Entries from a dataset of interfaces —
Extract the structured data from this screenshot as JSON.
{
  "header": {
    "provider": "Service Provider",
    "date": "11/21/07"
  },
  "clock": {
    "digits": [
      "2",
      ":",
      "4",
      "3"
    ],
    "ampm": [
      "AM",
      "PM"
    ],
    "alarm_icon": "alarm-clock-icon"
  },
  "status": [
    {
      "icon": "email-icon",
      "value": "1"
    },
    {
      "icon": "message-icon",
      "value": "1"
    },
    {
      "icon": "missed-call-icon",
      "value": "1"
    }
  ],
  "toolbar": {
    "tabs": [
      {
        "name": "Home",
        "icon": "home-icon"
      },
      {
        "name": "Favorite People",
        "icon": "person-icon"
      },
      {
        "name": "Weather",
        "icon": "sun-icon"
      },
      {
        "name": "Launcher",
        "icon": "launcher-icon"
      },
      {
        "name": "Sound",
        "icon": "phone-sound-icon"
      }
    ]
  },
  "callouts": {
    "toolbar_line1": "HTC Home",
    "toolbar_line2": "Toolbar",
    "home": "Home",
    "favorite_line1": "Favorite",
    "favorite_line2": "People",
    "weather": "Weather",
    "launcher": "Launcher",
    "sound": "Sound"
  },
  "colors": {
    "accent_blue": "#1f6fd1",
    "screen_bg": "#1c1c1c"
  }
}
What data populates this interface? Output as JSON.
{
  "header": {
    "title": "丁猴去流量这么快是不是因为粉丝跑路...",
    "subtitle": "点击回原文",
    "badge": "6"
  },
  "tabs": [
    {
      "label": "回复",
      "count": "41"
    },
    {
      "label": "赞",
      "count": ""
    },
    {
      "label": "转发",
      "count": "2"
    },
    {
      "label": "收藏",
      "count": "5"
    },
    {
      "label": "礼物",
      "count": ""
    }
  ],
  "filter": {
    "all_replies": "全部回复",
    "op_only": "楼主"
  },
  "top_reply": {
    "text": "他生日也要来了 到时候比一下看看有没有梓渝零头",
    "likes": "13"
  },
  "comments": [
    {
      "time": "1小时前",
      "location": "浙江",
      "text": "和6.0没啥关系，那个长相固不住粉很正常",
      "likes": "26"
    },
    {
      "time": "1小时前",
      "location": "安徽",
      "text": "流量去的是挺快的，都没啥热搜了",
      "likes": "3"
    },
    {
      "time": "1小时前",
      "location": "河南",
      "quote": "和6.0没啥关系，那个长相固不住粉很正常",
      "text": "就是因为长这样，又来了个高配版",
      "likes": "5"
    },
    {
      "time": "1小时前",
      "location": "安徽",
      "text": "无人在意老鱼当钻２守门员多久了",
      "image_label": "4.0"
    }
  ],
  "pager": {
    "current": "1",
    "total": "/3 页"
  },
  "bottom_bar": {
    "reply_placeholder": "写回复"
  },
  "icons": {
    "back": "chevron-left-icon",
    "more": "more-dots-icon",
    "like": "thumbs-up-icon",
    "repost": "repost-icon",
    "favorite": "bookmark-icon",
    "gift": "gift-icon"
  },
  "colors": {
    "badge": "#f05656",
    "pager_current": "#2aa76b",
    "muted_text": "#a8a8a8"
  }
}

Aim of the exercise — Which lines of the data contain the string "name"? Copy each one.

Exercise result —
        "name": "Home",
        "name": "Favorite People",
        "name": "Weather",
        "name": "Launcher",
        "name": "Sound",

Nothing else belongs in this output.